[What you are asked to do] The data below is to be copied exactly, line by line.

*** Information shown Section Begins ***

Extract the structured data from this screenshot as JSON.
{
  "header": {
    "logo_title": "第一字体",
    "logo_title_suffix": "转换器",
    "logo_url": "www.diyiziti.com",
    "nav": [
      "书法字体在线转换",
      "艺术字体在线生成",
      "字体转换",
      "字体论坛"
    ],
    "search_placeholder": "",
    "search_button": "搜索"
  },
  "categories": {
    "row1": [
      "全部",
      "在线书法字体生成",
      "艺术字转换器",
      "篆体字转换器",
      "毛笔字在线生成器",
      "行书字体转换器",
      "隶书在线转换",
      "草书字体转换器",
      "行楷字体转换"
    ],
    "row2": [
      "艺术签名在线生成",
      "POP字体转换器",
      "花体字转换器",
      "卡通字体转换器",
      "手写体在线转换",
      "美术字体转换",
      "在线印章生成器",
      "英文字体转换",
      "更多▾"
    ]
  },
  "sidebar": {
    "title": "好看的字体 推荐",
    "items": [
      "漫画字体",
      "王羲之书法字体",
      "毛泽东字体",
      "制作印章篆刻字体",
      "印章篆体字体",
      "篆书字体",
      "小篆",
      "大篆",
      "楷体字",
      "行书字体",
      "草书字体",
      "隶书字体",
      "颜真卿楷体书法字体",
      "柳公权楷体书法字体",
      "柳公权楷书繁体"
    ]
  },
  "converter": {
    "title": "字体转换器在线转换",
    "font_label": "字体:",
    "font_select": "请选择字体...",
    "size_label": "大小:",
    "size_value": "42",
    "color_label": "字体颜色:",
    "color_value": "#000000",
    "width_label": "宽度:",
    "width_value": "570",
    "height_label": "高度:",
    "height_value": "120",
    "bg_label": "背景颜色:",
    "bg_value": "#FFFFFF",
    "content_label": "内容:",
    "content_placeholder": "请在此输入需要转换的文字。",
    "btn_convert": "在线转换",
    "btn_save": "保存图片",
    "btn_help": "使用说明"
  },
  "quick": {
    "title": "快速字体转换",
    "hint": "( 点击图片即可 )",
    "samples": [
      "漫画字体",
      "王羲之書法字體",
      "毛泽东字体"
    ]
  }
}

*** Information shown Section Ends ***

[Exercise output]
Extract the structured data from this screenshot as JSON.
{
  "header": {
    "logo_title": "第一字体",
    "logo_title_suffix": "转换器",
    "logo_url": "www.diyiziti.com",
    "nav": [
      "书法字体在线转换",
      "艺术字体在线生成",
      "字体转换",
      "字体论坛"
    ],
    "search_placeholder": "",
    "search_button": "搜索"
  },
  "categories": {
    "row1": [
      "全部",
      "在线书法字体生成",
      "艺术字转换器",
      "篆体字转换器",
      "毛笔字在线生成器",
      "行书字体转换器",
      "隶书在线转换",
      "草书字体转换器",
      "行楷字体转换"
    ],
    "row2": [
      "艺术签名在线生成",
      "POP字体转换器",
      "花体字转换器",
      "卡通字体转换器",
      "手写体在线转换",
      "美术字体转换",
      "在线印章生成器",
      "英文字体转换",
      "更多▾"
    ]
  },
  "sidebar": {
    "title": "好看的字体 推荐",
    "items": [
      "漫画字体",
      "王羲之书法字体",
      "毛泽东字体",
      "制作印章篆刻字体",
      "印章篆体字体",
      "篆书字体",
      "小篆",
      "大篆",
      "楷体字",
      "行书字体",
      "草书字体",
      "隶书字体",
      "颜真卿楷体书法字体",
      "柳公权楷体书法字体",
      "柳公权楷书繁体"
    ]
  },
  "converter": {
    "title": "字体转换器在线转换",
    "font_label": "字体:",
    "font_select": "请选择字体...",
    "size_label": "大小:",
    "size_value": "42",
    "color_label": "字体颜色:",
    "color_value": "#000000",
    "width_label": "宽度:",
    "width_value": "570",
    "height_label": "高度:",
    "height_value": "120",
    "bg_label": "背景颜色:",
    "bg_value": "#FFFFFF",
    "content_label": "内容:",
    "content_placeholder": "请在此输入需要转换的文字。",
    "btn_convert": "在线转换",
    "btn_save": "保存图片",
    "btn_help": "使用说明"
  },
  "quick": {
    "title": "快速字体转换",
    "hint": "( 点击图片即可 )",
    "samples": [
      "漫画字体",
      "王羲之書法字體",
      "毛泽东字体"
    ]
  }
}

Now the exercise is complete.